(RECORDS FOR PROCESSING Opens)

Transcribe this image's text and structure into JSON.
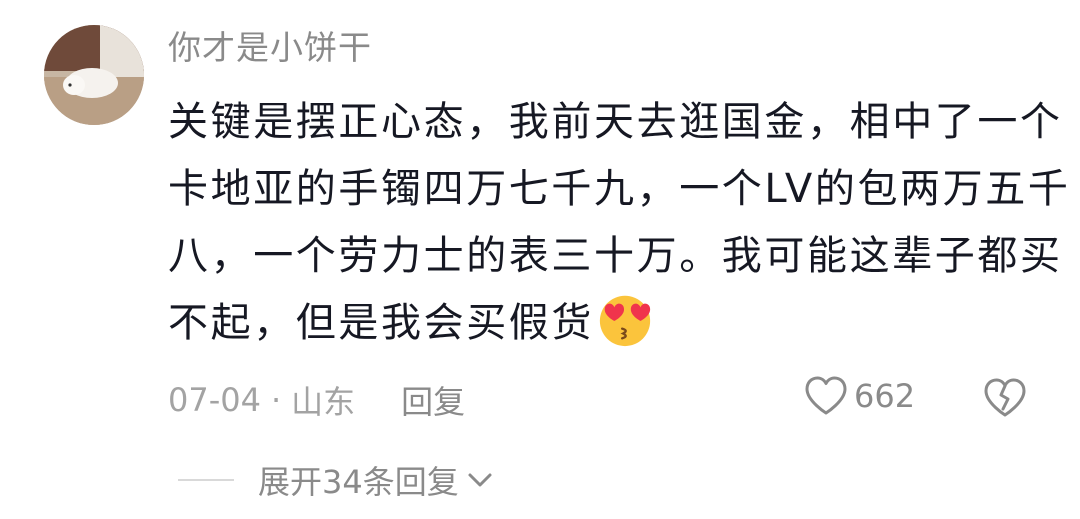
{
  "comment": {
    "username": "你才是小饼干",
    "lines": [
      "关键是摆正心态，我前天去逛国金，相中了一个",
      "卡地亚的手镯四万七千九，一个LV的包两万五千",
      "八，一个劳力士的表三十万。我可能这辈子都买",
      "不起，但是我会买假货"
    ],
    "emoji": "heart-eyes-kiss-emoji",
    "date": "07-04",
    "separator": "·",
    "location": "山东",
    "reply_label": "回复",
    "like_count": "662",
    "expand_label": "展开34条回复"
  },
  "colors": {
    "text": "#161823",
    "secondary": "#8a8a8a",
    "emoji_face": "#fbc43c",
    "heart": "#f0344c"
  },
  "icons": {
    "like": "heart-outline-icon",
    "dislike": "broken-heart-icon",
    "expand": "chevron-down-icon"
  }
}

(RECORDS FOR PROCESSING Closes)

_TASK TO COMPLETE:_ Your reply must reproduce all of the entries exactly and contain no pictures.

_SOLUTION:_
Transcribe this image's text and structure into JSON.
{
  "comment": {
    "username": "你才是小饼干",
    "lines": [
      "关键是摆正心态，我前天去逛国金，相中了一个",
      "卡地亚的手镯四万七千九，一个LV的包两万五千",
      "八，一个劳力士的表三十万。我可能这辈子都买",
      "不起，但是我会买假货"
    ],
    "emoji": "heart-eyes-kiss-emoji",
    "date": "07-04",
    "separator": "·",
    "location": "山东",
    "reply_label": "回复",
    "like_count": "662",
    "expand_label": "展开34条回复"
  },
  "colors": {
    "text": "#161823",
    "secondary": "#8a8a8a",
    "emoji_face": "#fbc43c",
    "heart": "#f0344c"
  },
  "icons": {
    "like": "heart-outline-icon",
    "dislike": "broken-heart-icon",
    "expand": "chevron-down-icon"
  }
}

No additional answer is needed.